March 1, 2008

"Be Kind Rewind"

An excerpt from my review of "Be Kind Rewind" in the new American Conservative:

A new satirical website called Stuff White People Like has earned three million visits in the last ten days by offering dead-on deadpan analyses of status symbols among the under-40 upper middle class. Listed along with such de rigueur affectations of the more-sensitive-than-thou set as "Apple Products," "Threatening to Move to Canada," and "Barack Obama," is "Michel Gondry," the French director of Bjork's music videos and "such white classics as 'Eternal Sunshine of the Spotless Mind.'"

Christian Lander, who masterminds the site, helpfully advises:

"[Mentioning Gondry] can be used to help find common ground with white people. Talk about how you wanted to direct music videos after you saw Michel Gondry’s video for “Around the World” by Daft Punk. Then make a joke about how foolish you were at that age and everyone will have a good laugh. But they will also feel your pain about sacrificing your artistic dreams."

Like much of the stuff white people like, there is something to be said for the ingenious and ingenuous Gondry, whose video autobiography is aptly entitled "I've Been 12 Forever." His twee trademarks are childlike sets and props that he might have made out of cardboard and other junk he found in his dad's garage. Indeed, I found Gondry's surrealist comedy "The Science of Sleep," with Gael GarcĂ­a Bernal as a boyish graphics designer who can't tell his waking and dreaming lives apart, the most delightful movie of 2006.

Yet, while Apple can charge $800 extra for a laptop, movie tickets all cost about the same, so having a small upscale fan base doesn't do much financially for Gondry. To escape the status-striver's ghetto and connect with the American mass market, Gondry is recycling the do-it-yourself aesthetic of "Science" in "Be Kind Rewind." It stars part-time heavy metal singer Jack Black and part-time rapper Mos Def. Unfortunately, although not surprisingly, American lunkheadedness and French condescension make an ineffectual combination.

My published articles are archived at iSteve.com -- Steve Sailer

8 comments:

Anonymous said...

You are slowly taking the fun out of stuffwhitepeoplelike.

Steve Sailer said...

Well, I put a lot of the fun into Stuff White People Like in the first place.

Danindc said...

Steve- don't answer these anon posts- they are beneath you.
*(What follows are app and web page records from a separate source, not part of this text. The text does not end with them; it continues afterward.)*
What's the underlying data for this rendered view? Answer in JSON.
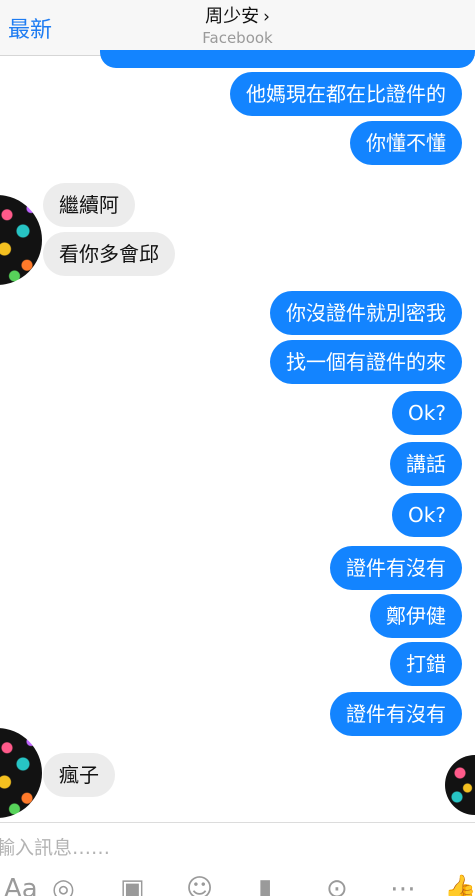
{
  "header": {
    "back_label": "最新",
    "contact_name": "周少安",
    "chevron": "›",
    "subtitle": "Facebook"
  },
  "messages": [
    {
      "text": "他媽現在都在比證件的",
      "side": "out"
    },
    {
      "text": "你懂不懂",
      "side": "out"
    },
    {
      "text": "繼續阿",
      "side": "in"
    },
    {
      "text": "看你多會邱",
      "side": "in"
    },
    {
      "text": "你沒證件就別密我",
      "side": "out"
    },
    {
      "text": "找一個有證件的來",
      "side": "out"
    },
    {
      "text": "Ok?",
      "side": "out"
    },
    {
      "text": "講話",
      "side": "out"
    },
    {
      "text": "Ok?",
      "side": "out"
    },
    {
      "text": "證件有沒有",
      "side": "out"
    },
    {
      "text": "鄭伊健",
      "side": "out"
    },
    {
      "text": "打錯",
      "side": "out"
    },
    {
      "text": "證件有沒有",
      "side": "out"
    },
    {
      "text": "瘋子",
      "side": "in"
    }
  ],
  "composer": {
    "placeholder": "輸入訊息……"
  },
  "toolbar_icons": [
    "camera-icon",
    "gallery-icon",
    "sticker-icon",
    "microphone-icon",
    "location-icon",
    "like-icon"
  ],
  "colors": {
    "accent": "#1e7cf2",
    "outgoing_bubble": "#1384ff",
    "incoming_bubble": "#ececec"
  }
}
I will handle them from here on out.

Anonymous said...

I should also mention that Gondry's biggest hit was Eternal Sunshine of the Spotless Mind, which was largely popular with elites because of its cast and, most importantly, the fact that it was written by the quirky Phillip K Dick like Charlie Kauffman. Gondry was absolutely replaceable as the film the could have just as easily been made by Spike Jonze (who directed Kaufmann's other two hits--Adaptation and Being John Malkovitch. I wonder why he didn't helm Eternal Sunshine.) In short, it's cute when Stuff White People Like suggests Gondry has a following among white elites--it's comedy. But it's not quite true enough to merit a mention in your review.

Frauenhoffer said...
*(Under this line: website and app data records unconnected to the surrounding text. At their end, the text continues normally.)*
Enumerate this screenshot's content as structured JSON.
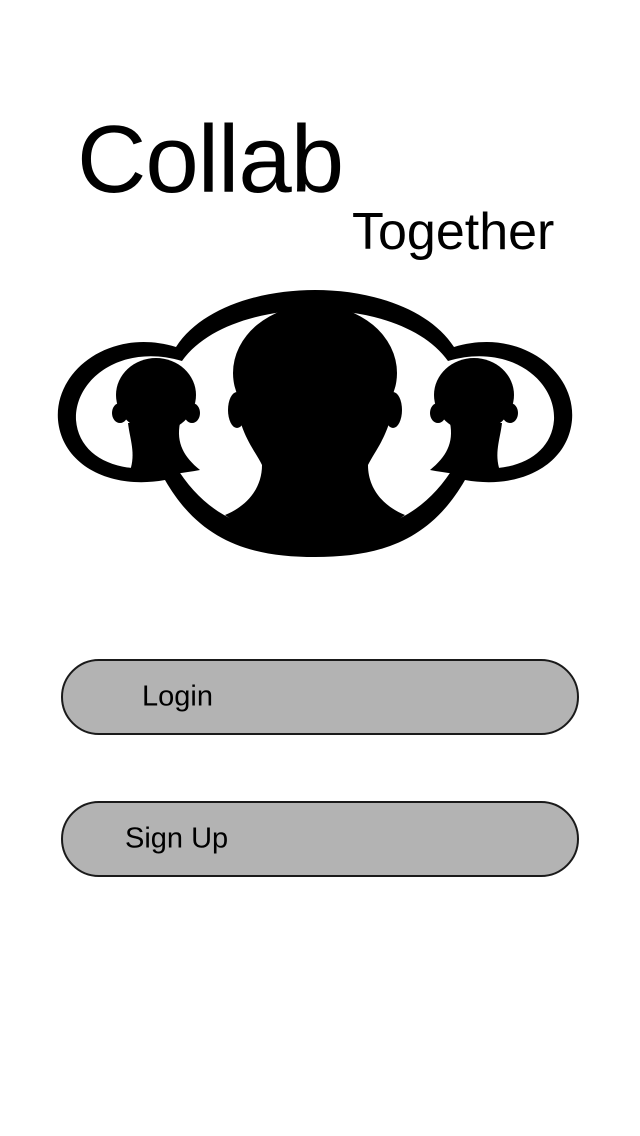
{
  "app": {
    "title": "Collab",
    "subtitle": "Together",
    "logo_icon": "group-people-icon"
  },
  "actions": {
    "login_label": "Login",
    "signup_label": "Sign Up"
  },
  "colors": {
    "background": "#ffffff",
    "button_fill": "#b3b3b3",
    "button_border": "#1a1a1a",
    "text": "#000000"
  }
}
There is a delicious schadenfreude to the left being bitten by their own identity politics,isn't there?

"Threatening to Move to Canada,"

I have,or rather had,an acquaintance who made that threat,after W was reelected,I asked how soon she expected to make the move.

Her responce,more or less, was "are you crazy,it's a deep freeze 10 months of the year,the taxes are outrageous and the health care just plain sucks!"

I suggested she and her fellows should try Cuba or Venezuela,or best of all,Zimbabwe or S. Africa,all socialist progressive paradises.

Thus the past tense "had".

Derek Copold said...

Funny thing, two characters in Robert Ferrigno's L.A. crime novel Flinch, video store clerks, talked up a movie idea called Please Rewind. I wonder if this script has been floating around since then.

Anonymous said...

I thought "Eternal Sunshine..." was actually based on a sci-fi short story called In Medici's Gardens. It's in one of my sci-fi anthologies and I don't remember the author but it wasn't PKD.

On a related note, I always thought Lucas's brilliant "THX 1138" was inspired by the Scandinavian sci-fi short story Codemus.

Thoughts, fellow nerds?

Cal Ulmann said...

Mos Def should stick to rapping.